Sleep Centers of Middle Tennessee


Excessive Daytime Sleepiness

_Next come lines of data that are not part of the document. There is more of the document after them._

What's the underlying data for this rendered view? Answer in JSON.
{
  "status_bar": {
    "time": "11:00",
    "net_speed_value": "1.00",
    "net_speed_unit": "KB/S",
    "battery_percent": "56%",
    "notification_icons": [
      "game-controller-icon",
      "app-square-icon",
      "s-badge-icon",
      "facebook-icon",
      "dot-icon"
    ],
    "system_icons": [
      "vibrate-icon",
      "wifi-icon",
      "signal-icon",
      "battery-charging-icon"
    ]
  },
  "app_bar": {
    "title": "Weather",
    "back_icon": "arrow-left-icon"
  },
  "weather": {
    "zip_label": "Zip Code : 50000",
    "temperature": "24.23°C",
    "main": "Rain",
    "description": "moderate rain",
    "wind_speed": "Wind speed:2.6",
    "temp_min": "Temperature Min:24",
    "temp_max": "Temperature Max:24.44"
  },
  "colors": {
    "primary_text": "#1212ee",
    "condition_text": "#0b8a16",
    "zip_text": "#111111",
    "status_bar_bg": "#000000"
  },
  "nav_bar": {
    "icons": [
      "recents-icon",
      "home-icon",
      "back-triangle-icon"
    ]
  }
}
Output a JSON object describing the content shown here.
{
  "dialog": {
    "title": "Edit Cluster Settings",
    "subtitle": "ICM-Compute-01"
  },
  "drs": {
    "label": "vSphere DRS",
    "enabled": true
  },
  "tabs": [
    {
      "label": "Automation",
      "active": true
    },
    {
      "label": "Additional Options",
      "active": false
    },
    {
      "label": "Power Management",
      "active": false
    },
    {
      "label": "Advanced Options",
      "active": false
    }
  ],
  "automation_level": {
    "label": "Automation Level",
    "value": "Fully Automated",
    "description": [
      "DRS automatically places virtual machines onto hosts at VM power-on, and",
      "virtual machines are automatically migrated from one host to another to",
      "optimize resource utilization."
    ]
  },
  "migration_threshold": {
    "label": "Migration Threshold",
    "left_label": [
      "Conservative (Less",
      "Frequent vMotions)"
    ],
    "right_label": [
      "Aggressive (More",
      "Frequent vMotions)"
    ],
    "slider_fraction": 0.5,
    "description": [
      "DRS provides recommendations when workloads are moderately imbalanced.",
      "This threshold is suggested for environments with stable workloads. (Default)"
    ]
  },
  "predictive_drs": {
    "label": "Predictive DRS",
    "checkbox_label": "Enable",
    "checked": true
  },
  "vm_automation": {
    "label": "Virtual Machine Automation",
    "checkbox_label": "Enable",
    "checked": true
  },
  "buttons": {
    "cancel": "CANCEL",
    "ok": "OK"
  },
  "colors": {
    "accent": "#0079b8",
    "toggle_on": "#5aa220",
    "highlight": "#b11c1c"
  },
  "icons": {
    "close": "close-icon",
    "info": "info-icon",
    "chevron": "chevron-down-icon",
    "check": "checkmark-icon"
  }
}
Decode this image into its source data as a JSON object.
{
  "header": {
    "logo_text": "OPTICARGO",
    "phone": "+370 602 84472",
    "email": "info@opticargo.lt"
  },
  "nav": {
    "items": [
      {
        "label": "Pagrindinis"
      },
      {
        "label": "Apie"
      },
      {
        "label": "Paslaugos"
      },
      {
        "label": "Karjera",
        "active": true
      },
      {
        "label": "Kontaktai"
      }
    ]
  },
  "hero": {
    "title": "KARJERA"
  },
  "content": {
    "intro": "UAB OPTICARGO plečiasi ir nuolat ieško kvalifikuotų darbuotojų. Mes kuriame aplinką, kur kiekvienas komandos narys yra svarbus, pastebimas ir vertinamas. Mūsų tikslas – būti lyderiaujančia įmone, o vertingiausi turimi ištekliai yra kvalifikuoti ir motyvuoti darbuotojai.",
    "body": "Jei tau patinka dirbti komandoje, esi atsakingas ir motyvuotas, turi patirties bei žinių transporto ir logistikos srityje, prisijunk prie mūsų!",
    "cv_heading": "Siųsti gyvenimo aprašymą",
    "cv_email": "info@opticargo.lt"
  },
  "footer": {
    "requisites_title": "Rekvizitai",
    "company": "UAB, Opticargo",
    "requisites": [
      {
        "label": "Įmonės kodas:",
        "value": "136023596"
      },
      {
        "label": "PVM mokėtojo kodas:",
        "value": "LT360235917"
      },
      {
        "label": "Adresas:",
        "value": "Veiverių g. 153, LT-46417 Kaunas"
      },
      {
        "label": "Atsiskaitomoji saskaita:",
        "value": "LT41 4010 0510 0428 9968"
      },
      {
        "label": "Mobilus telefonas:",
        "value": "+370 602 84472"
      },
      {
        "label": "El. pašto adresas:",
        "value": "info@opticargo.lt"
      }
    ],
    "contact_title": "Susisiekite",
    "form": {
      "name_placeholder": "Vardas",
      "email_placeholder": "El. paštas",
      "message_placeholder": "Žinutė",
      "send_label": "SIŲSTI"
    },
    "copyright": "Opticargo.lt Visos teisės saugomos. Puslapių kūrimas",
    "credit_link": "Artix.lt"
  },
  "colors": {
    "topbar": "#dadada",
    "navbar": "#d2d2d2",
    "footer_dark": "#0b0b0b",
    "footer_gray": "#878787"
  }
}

Those who suffer from excessive daytime sleepiness (EDS) often find it difficult to get through the day without fighting sleep or dozing. EDS is measured subjectively by way of screening tests (such as the Epworth Sleepiness Scale) and can be measured objectively by way of sleep laboratory testing. One such laboratory test is a Multiple Sleep Latency Test (MSLT), during which a patient undergoes an overnight sleep study followed by a series of nap trials the following day.  EDS can be the result of a host of different problems related to sleep, medical conditions, medications, or behavioral issues. One of the most common sleep disorders that causes EDS is obstructive sleep apnea (OSA). Other sleep-related problems that may contribute to EDS include periodic limb movements (PLM’s), parasomnias (such as sleepwalking, night terrors), insomnia, circadian rhythm disorders (such as jet lag, delayed sleep phase syndrome), and behaviorally induced insufficient sleep syndrome. If a patient suffers from significant EDS despite all of the above listed types of sleep problems being ruled out, a diagnosis of narcolepsy or idiopathic hypersomnia may be made.

This symptom is associated with: